Entries from a dataset of interfaces
= = = = =

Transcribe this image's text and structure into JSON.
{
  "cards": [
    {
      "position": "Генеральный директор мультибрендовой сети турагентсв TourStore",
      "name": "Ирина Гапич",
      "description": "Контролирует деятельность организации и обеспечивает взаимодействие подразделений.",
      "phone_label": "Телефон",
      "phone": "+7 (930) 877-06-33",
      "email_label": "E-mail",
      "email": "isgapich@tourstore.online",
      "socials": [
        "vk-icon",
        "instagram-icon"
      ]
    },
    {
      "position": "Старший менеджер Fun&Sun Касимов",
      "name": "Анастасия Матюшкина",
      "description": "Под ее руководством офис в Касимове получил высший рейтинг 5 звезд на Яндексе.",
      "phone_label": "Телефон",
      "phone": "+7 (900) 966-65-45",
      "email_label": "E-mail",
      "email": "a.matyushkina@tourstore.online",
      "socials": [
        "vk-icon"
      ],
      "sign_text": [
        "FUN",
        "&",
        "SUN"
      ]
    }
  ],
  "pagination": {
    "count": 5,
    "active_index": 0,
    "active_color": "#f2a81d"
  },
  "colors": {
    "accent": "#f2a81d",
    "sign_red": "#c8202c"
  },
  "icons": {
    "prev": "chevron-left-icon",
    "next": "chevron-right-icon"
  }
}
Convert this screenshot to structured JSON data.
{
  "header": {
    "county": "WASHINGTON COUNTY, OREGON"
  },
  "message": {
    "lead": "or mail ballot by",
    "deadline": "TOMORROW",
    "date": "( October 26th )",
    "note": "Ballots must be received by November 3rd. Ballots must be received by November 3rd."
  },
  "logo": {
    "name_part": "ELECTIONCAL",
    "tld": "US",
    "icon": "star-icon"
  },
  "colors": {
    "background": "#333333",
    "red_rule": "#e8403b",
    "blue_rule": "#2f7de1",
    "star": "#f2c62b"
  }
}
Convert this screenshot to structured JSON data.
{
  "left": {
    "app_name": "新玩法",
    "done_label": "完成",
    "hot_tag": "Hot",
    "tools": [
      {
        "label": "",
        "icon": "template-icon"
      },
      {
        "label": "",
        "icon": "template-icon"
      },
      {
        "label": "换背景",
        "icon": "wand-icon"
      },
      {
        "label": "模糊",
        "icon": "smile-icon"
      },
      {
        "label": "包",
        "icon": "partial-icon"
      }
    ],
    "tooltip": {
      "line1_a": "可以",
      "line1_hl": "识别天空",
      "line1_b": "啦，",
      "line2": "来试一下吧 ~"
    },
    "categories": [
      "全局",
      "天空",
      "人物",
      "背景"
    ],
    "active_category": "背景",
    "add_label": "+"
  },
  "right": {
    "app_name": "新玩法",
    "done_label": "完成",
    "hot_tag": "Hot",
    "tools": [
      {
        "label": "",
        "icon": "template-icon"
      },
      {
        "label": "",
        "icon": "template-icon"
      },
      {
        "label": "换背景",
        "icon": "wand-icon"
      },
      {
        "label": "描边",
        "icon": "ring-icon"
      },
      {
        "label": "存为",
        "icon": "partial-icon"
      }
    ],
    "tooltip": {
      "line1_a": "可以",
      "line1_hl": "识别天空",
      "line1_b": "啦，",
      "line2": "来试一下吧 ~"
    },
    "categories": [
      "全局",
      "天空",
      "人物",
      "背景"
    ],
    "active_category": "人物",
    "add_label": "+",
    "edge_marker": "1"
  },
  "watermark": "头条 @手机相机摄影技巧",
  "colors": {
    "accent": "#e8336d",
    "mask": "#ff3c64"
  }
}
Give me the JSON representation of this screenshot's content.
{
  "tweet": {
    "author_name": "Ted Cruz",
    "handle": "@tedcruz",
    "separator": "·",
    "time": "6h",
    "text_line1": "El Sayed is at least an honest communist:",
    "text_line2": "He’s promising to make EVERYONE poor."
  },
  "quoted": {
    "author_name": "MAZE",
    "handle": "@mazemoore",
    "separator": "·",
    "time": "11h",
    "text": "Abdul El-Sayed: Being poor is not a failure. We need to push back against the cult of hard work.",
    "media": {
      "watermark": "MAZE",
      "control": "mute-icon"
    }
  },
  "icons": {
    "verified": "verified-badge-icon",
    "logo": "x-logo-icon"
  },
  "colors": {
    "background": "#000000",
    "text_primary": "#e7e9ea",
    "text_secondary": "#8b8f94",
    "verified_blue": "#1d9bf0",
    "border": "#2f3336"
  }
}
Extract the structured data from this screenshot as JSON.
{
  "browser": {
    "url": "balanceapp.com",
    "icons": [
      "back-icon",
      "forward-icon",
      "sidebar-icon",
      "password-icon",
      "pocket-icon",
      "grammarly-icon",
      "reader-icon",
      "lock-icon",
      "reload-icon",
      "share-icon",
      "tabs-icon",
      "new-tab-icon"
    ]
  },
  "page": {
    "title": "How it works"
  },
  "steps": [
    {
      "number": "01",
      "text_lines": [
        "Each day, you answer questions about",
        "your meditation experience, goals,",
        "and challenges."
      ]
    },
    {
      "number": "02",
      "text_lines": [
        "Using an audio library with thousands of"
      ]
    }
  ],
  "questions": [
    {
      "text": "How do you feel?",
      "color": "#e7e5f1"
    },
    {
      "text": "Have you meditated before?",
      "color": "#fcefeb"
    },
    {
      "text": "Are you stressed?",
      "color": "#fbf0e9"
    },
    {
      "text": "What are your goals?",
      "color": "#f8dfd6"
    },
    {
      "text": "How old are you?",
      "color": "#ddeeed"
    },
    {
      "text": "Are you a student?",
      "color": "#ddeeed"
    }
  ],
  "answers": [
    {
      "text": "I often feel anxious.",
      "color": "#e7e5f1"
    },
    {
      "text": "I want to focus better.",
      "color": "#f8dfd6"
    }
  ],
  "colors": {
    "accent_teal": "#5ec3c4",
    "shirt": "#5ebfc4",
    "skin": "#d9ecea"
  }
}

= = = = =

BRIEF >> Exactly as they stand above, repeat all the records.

WRITTEN SOLUTION >>
Transcribe this image's text and structure into JSON.
{
  "cards": [
    {
      "position": "Генеральный директор мультибрендовой сети турагентсв TourStore",
      "name": "Ирина Гапич",
      "description": "Контролирует деятельность организации и обеспечивает взаимодействие подразделений.",
      "phone_label": "Телефон",
      "phone": "+7 (930) 877-06-33",
      "email_label": "E-mail",
      "email": "isgapich@tourstore.online",
      "socials": [
        "vk-icon",
        "instagram-icon"
      ]
    },
    {
      "position": "Старший менеджер Fun&Sun Касимов",
      "name": "Анастасия Матюшкина",
      "description": "Под ее руководством офис в Касимове получил высший рейтинг 5 звезд на Яндексе.",
      "phone_label": "Телефон",
      "phone": "+7 (900) 966-65-45",
      "email_label": "E-mail",
      "email": "a.matyushkina@tourstore.online",
      "socials": [
        "vk-icon"
      ],
      "sign_text": [
        "FUN",
        "&",
        "SUN"
      ]
    }
  ],
  "pagination": {
    "count": 5,
    "active_index": 0,
    "active_color": "#f2a81d"
  },
  "colors": {
    "accent": "#f2a81d",
    "sign_red": "#c8202c"
  },
  "icons": {
    "prev": "chevron-left-icon",
    "next": "chevron-right-icon"
  }
}
Convert this screenshot to structured JSON data.
{
  "header": {
    "county": "WASHINGTON COUNTY, OREGON"
  },
  "message": {
    "lead": "or mail ballot by",
    "deadline": "TOMORROW",
    "date": "( October 26th )",
    "note": "Ballots must be received by November 3rd. Ballots must be received by November 3rd."
  },
  "logo": {
    "name_part": "ELECTIONCAL",
    "tld": "US",
    "icon": "star-icon"
  },
  "colors": {
    "background": "#333333",
    "red_rule": "#e8403b",
    "blue_rule": "#2f7de1",
    "star": "#f2c62b"
  }
}
Convert this screenshot to structured JSON data.
{
  "left": {
    "app_name": "新玩法",
    "done_label": "完成",
    "hot_tag": "Hot",
    "tools": [
      {
        "label": "",
        "icon": "template-icon"
      },
      {
        "label": "",
        "icon": "template-icon"
      },
      {
        "label": "换背景",
        "icon": "wand-icon"
      },
      {
        "label": "模糊",
        "icon": "smile-icon"
      },
      {
        "label": "包",
        "icon": "partial-icon"
      }
    ],
    "tooltip": {
      "line1_a": "可以",
      "line1_hl": "识别天空",
      "line1_b": "啦，",
      "line2": "来试一下吧 ~"
    },
    "categories": [
      "全局",
      "天空",
      "人物",
      "背景"
    ],
    "active_category": "背景",
    "add_label": "+"
  },
  "right": {
    "app_name": "新玩法",
    "done_label": "完成",
    "hot_tag": "Hot",
    "tools": [
      {
        "label": "",
        "icon": "template-icon"
      },
      {
        "label": "",
        "icon": "template-icon"
      },
      {
        "label": "换背景",
        "icon": "wand-icon"
      },
      {
        "label": "描边",
        "icon": "ring-icon"
      },
      {
        "label": "存为",
        "icon": "partial-icon"
      }
    ],
    "tooltip": {
      "line1_a": "可以",
      "line1_hl": "识别天空",
      "line1_b": "啦，",
      "line2": "来试一下吧 ~"
    },
    "categories": [
      "全局",
      "天空",
      "人物",
      "背景"
    ],
    "active_category": "人物",
    "add_label": "+",
    "edge_marker": "1"
  },
  "watermark": "头条 @手机相机摄影技巧",
  "colors": {
    "accent": "#e8336d",
    "mask": "#ff3c64"
  }
}
Give me the JSON representation of this screenshot's content.
{
  "tweet": {
    "author_name": "Ted Cruz",
    "handle": "@tedcruz",
    "separator": "·",
    "time": "6h",
    "text_line1": "El Sayed is at least an honest communist:",
    "text_line2": "He’s promising to make EVERYONE poor."
  },
  "quoted": {
    "author_name": "MAZE",
    "handle": "@mazemoore",
    "separator": "·",
    "time": "11h",
    "text": "Abdul El-Sayed: Being poor is not a failure. We need to push back against the cult of hard work.",
    "media": {
      "watermark": "MAZE",
      "control": "mute-icon"
    }
  },
  "icons": {
    "verified": "verified-badge-icon",
    "logo": "x-logo-icon"
  },
  "colors": {
    "background": "#000000",
    "text_primary": "#e7e9ea",
    "text_secondary": "#8b8f94",
    "verified_blue": "#1d9bf0",
    "border": "#2f3336"
  }
}
Extract the structured data from this screenshot as JSON.
{
  "browser": {
    "url": "balanceapp.com",
    "icons": [
      "back-icon",
      "forward-icon",
      "sidebar-icon",
      "password-icon",
      "pocket-icon",
      "grammarly-icon",
      "reader-icon",
      "lock-icon",
      "reload-icon",
      "share-icon",
      "tabs-icon",
      "new-tab-icon"
    ]
  },
  "page": {
    "title": "How it works"
  },
  "steps": [
    {
      "number": "01",
      "text_lines": [
        "Each day, you answer questions about",
        "your meditation experience, goals,",
        "and challenges."
      ]
    },
    {
      "number": "02",
      "text_lines": [
        "Using an audio library with thousands of"
      ]
    }
  ],
  "questions": [
    {
      "text": "How do you feel?",
      "color": "#e7e5f1"
    },
    {
      "text": "Have you meditated before?",
      "color": "#fcefeb"
    },
    {
      "text": "Are you stressed?",
      "color": "#fbf0e9"
    },
    {
      "text": "What are your goals?",
      "color": "#f8dfd6"
    },
    {
      "text": "How old are you?",
      "color": "#ddeeed"
    },
    {
      "text": "Are you a student?",
      "color": "#ddeeed"
    }
  ],
  "answers": [
    {
      "text": "I often feel anxious.",
      "color": "#e7e5f1"
    },
    {
      "text": "I want to focus better.",
      "color": "#f8dfd6"
    }
  ],
  "colors": {
    "accent_teal": "#5ec3c4",
    "shirt": "#5ebfc4",
    "skin": "#d9ecea"
  }
}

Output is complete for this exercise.